Data records for software interfaces:
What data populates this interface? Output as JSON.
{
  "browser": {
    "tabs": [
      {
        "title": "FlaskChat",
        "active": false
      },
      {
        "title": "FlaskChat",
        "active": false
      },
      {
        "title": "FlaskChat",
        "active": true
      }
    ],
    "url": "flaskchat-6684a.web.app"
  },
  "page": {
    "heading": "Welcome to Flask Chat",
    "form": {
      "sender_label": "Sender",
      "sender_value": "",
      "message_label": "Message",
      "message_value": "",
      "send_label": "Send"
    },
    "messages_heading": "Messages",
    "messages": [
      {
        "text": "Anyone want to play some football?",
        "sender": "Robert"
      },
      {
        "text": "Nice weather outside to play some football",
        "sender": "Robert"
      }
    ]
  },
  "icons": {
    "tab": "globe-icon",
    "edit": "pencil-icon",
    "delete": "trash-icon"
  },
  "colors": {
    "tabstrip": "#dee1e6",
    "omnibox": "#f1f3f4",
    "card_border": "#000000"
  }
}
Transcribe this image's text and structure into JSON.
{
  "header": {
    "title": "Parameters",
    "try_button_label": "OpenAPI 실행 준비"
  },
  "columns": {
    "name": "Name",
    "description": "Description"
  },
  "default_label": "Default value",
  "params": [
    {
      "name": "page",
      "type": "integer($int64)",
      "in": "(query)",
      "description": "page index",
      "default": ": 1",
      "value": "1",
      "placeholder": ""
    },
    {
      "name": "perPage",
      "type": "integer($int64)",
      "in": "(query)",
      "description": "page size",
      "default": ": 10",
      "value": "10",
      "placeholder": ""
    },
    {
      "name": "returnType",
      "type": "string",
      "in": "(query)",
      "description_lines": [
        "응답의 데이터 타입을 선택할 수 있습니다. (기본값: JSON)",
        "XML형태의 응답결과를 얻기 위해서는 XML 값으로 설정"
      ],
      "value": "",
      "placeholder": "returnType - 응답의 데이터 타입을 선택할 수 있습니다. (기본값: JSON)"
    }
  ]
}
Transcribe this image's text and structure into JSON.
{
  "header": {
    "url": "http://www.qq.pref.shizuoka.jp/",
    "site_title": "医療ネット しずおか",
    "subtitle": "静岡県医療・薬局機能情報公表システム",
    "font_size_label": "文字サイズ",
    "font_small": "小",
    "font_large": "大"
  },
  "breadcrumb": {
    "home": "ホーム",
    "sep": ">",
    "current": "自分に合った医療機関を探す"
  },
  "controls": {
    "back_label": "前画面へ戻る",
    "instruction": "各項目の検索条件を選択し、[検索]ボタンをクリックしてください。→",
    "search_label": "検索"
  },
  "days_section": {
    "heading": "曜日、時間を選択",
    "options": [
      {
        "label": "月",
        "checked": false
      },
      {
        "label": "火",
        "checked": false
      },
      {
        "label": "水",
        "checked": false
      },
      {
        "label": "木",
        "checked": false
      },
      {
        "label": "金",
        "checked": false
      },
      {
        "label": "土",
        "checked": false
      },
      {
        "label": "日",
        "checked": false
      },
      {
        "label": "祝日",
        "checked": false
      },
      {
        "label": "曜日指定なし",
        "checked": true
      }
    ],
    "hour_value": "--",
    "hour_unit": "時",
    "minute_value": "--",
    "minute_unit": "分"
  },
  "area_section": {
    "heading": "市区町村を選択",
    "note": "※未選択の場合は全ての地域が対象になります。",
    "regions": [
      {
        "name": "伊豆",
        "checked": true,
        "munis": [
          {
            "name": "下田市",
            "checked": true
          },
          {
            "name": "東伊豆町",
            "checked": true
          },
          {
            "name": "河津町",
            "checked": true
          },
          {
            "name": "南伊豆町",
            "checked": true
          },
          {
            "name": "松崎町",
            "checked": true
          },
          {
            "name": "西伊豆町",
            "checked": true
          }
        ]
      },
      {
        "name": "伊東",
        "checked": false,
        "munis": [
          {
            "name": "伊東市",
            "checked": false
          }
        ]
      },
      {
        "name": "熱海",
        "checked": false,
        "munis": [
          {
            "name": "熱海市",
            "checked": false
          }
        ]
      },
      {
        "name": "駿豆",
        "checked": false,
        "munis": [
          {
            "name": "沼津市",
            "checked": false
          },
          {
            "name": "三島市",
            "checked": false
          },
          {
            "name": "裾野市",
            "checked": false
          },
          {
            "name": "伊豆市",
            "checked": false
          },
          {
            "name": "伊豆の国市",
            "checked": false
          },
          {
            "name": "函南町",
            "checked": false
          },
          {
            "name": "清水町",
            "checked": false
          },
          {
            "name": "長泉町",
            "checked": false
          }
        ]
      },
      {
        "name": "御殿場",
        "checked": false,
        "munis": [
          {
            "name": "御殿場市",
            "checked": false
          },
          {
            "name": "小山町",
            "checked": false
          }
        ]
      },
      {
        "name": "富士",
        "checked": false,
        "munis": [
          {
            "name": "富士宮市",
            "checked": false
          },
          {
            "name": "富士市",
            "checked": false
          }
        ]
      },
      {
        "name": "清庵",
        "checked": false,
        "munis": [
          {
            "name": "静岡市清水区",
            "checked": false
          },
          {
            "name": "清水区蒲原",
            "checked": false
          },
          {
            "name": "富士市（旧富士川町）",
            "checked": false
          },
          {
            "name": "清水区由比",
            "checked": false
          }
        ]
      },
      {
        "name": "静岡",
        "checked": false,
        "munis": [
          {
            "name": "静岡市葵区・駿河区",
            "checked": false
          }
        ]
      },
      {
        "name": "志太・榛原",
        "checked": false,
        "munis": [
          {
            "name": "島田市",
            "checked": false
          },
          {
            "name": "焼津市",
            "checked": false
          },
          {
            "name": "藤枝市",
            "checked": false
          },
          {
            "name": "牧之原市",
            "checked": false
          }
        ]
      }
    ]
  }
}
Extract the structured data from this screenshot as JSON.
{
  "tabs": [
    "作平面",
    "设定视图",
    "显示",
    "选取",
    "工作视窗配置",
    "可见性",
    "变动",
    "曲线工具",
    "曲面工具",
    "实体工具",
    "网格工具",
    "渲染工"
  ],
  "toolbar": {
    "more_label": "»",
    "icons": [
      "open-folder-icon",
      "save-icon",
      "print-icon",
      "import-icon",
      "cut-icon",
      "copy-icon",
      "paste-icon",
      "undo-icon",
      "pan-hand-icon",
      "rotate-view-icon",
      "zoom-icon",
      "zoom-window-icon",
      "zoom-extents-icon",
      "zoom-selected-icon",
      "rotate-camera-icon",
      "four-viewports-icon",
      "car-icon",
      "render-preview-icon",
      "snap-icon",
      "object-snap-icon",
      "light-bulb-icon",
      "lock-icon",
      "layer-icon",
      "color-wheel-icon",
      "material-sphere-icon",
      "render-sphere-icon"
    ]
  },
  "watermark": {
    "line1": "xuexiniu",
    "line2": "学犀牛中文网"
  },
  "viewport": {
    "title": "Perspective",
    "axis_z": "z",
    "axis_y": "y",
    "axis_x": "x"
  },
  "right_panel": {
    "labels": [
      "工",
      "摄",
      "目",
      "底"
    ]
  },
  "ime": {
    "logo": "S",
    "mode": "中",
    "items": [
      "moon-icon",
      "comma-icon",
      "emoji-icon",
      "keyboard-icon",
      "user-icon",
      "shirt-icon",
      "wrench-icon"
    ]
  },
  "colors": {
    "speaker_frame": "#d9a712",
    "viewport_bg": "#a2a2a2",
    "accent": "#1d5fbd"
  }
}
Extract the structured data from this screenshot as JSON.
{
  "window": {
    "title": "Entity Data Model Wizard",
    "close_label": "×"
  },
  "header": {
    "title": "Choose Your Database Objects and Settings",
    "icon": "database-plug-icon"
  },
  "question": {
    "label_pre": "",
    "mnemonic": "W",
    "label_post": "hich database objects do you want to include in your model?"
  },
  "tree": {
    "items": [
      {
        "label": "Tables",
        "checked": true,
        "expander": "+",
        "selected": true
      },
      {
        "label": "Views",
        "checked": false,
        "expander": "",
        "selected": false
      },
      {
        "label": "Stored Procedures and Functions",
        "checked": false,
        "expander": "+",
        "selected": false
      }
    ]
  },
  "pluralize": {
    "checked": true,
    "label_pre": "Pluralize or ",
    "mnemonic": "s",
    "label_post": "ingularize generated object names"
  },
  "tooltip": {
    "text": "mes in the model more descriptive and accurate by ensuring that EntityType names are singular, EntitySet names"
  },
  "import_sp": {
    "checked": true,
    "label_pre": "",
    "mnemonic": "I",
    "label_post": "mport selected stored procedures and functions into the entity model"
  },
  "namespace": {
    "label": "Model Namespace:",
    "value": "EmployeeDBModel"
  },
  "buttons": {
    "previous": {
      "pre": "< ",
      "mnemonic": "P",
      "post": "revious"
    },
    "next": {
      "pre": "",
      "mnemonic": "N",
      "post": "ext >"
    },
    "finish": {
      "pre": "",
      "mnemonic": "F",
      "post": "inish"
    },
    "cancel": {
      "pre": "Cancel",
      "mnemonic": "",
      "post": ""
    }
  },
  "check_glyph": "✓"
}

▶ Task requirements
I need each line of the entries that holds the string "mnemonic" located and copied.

▶ Answer for this exercise
    "mnemonic": "W",
    "mnemonic": "s",
    "mnemonic": "I",
      "mnemonic": "P",
      "mnemonic": "N",
      "mnemonic": "F",
      "mnemonic": "",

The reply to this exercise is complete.